- Seal and glue paper down onto canvas. (This creates the wrinkled textures in the background of my recent work.)
- Paint/draw in paint a very basic outline of the reference image I’m working from.
- Start blocking in shapes with glazing layers (very small amounts of paint mixed with an acrylic gel medium.) I usually do this one color at a time, waiting for each to dry before starting the next one.
- Cycle through steps 2-3, gradually refining lines and details between layers of glaze.
- Realize I’ve cycled 20 times more than any reasonable person would have and that the painting looks ridiculous.
- Paint over the entire thing and start again.
- Typically repeat steps 2-6 far more frequently than I care to admit.
You can paint anything with a finger that you can with a brush. I should probably take that detail off my profile.
How long does it take to complete a piece and what are your favorite tools or materials to use and why?

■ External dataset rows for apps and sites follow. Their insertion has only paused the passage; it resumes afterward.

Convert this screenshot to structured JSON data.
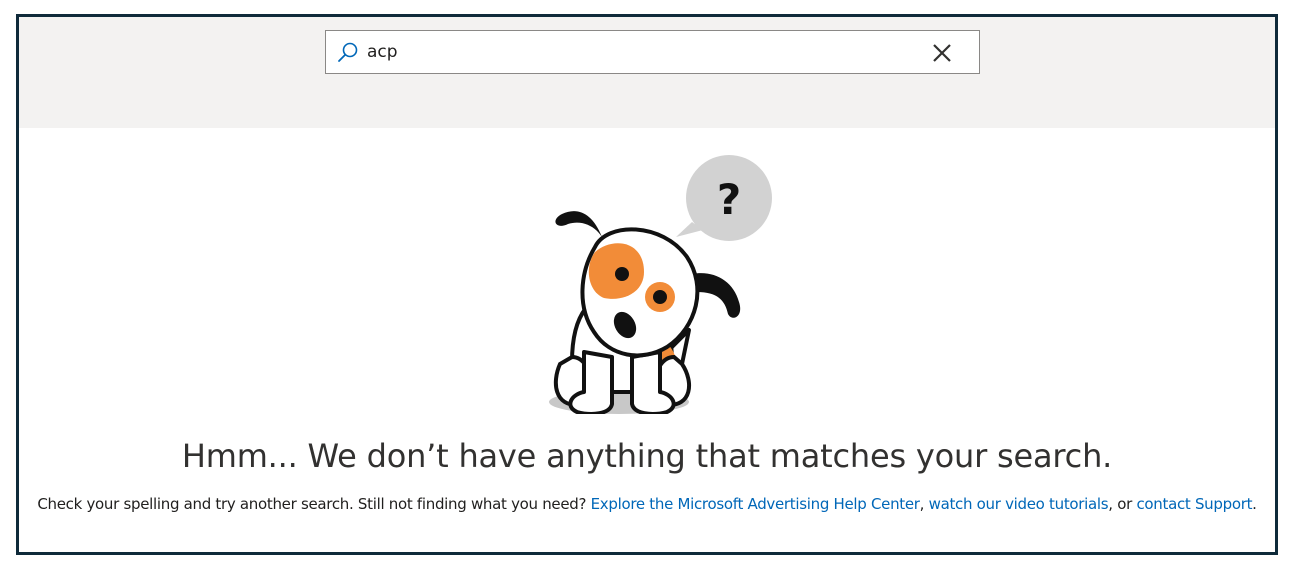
{
  "search": {
    "value": "acp",
    "icon": "search-icon",
    "clear_icon": "close-icon"
  },
  "empty_state": {
    "illustration": "puppy-illustration",
    "bubble_text": "?",
    "headline": "Hmm... We don’t have anything that matches your search.",
    "message_prefix": "Check your spelling and try another search. Still not finding what you need? ",
    "help_center_link": "Explore the Microsoft Advertising Help Center",
    "separator_1": ", ",
    "video_link": "watch our video tutorials",
    "separator_2": ", or ",
    "support_link": "contact Support",
    "message_suffix": "."
  },
  "colors": {
    "frame_border": "#0f2a3a",
    "search_band": "#f3f2f1",
    "link": "#0067b8",
    "puppy_spot": "#f28c38",
    "bubble": "#d2d2d2"
  }
}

It sort of depends on the size and how lucky I get with it, I guess. I paint every single day that it is practically possible and usually work fairly long hours. There’s not much I paint that couldn’t be finished in a week. The only materials I use are paper, canvas, acrylic gel medium, and red, yellow, blue, black, white, and brown acrylic paint. Sometimes I paint on wood.
Who are the subjects of your paintings? What do you want people to experience while looking at them?

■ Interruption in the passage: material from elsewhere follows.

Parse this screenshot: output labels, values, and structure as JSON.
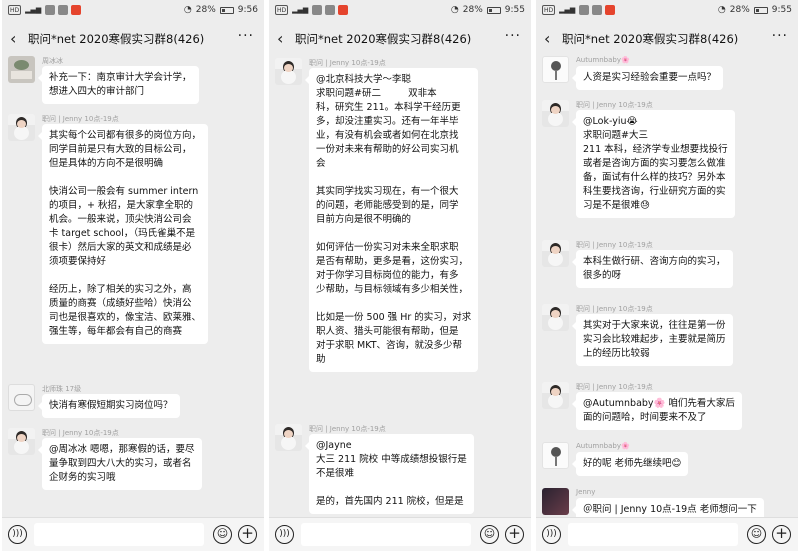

Years ago, I mainly painted people I knew; I spent a couple of decades painting my brother and his close friend as they grew up. When I started painting full-time several years ago I eventually started to run out of people. Most of the time now I just make them up. I kind of amalgamate various human features together and manipulate stuff around until somebody unique and vaguely familiar emerges.
As to the second part of your question, I don’t really know; I’ve never thought about that before.

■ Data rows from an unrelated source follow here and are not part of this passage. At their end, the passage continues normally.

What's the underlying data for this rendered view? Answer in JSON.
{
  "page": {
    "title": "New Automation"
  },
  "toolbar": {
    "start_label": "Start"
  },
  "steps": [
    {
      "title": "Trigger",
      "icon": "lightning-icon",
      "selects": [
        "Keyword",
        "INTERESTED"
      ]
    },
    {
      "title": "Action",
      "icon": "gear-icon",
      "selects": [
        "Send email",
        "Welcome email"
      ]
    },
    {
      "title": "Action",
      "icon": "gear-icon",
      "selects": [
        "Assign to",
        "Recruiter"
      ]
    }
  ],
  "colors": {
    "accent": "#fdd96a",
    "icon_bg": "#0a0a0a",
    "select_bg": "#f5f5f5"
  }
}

I kind of amalgamate various human features together and manipulate stuff around until somebody unique and vaguely familiar emerges.
How do you capture the ethereal quality of your paintings and subjects?
(I guess my answer to your first question is the same thing I’d say here?)
What keeps you occupied when you aren’t working on your art?
I like to investigate new things. I’ve gotten into tracking airplanes and learning about them from air control radios and real-time flight websites. I made removable veneers for my teeth that nobody lets me wear out of the house. I have a bit of an eBay situation happening right now that I prefer to classify as a “hobby”.
Who are your biggest artistic inspirations? What about their work inspires your own?
My grandmother, who taught me how to paint, and my aunt and uncle who are also painters, because each of them built their work around their lives, and their lives were (and are) fascinating. Sally Mann, because Sally Mann is the greatest artist who has ever existed on earth throughout the entire course of time (obviously).
What direction do you see your art taking in the future?
I really don’t know. I just hope very much that I can continue making it.
Do you have any advice for other women pursuing contemporary art?
Nope. I don’t really have any for men, either, for that matter.
I suppose it could be helpful for anyone to expect to encounter failure on a regular basis. And to not measure your satisfaction or success based upon anyone else’s opinion, good or bad.
Why did you enter the Beautiful Bizarre Magazine Art Prize?
I aim high! :)
Would you recommend it and encourage others to enter? If so, why?
Absolutely! Beautiful Bizarre Magazine has a strong presence in the contemporary art world along with an enormous social media following. The organizers of the prize are also some of the nicest, most approachable people in the field, which makes a great difference to me personally.